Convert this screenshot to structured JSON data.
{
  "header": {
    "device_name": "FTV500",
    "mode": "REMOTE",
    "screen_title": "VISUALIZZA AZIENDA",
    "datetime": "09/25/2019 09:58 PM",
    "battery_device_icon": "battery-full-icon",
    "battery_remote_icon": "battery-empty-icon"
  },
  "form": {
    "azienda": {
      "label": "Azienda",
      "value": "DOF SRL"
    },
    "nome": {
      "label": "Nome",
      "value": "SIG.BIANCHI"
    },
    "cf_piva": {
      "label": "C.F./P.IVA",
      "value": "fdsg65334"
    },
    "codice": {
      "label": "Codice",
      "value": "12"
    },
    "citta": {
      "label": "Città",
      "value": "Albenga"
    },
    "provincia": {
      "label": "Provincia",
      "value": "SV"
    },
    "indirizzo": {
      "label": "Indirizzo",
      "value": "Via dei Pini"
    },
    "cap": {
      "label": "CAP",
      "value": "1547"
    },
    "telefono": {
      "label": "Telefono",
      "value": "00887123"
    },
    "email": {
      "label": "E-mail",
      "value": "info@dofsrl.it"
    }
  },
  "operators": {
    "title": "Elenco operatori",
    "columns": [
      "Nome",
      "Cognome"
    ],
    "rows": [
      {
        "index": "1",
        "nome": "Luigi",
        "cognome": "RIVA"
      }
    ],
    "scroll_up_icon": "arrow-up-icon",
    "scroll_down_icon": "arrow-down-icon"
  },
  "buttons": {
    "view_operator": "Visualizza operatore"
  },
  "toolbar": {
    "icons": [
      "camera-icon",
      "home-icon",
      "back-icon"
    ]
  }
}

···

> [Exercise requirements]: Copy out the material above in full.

> [The answer]:
Convert this screenshot to structured JSON data.
{
  "header": {
    "device_name": "FTV500",
    "mode": "REMOTE",
    "screen_title": "VISUALIZZA AZIENDA",
    "datetime": "09/25/2019 09:58 PM",
    "battery_device_icon": "battery-full-icon",
    "battery_remote_icon": "battery-empty-icon"
  },
  "form": {
    "azienda": {
      "label": "Azienda",
      "value": "DOF SRL"
    },
    "nome": {
      "label": "Nome",
      "value": "SIG.BIANCHI"
    },
    "cf_piva": {
      "label": "C.F./P.IVA",
      "value": "fdsg65334"
    },
    "codice": {
      "label": "Codice",
      "value": "12"
    },
    "citta": {
      "label": "Città",
      "value": "Albenga"
    },
    "provincia": {
      "label": "Provincia",
      "value": "SV"
    },
    "indirizzo": {
      "label": "Indirizzo",
      "value": "Via dei Pini"
    },
    "cap": {
      "label": "CAP",
      "value": "1547"
    },
    "telefono": {
      "label": "Telefono",
      "value": "00887123"
    },
    "email": {
      "label": "E-mail",
      "value": "info@dofsrl.it"
    }
  },
  "operators": {
    "title": "Elenco operatori",
    "columns": [
      "Nome",
      "Cognome"
    ],
    "rows": [
      {
        "index": "1",
        "nome": "Luigi",
        "cognome": "RIVA"
      }
    ],
    "scroll_up_icon": "arrow-up-icon",
    "scroll_down_icon": "arrow-down-icon"
  },
  "buttons": {
    "view_operator": "Visualizza operatore"
  },
  "toolbar": {
    "icons": [
      "camera-icon",
      "home-icon",
      "back-icon"
    ]
  }
}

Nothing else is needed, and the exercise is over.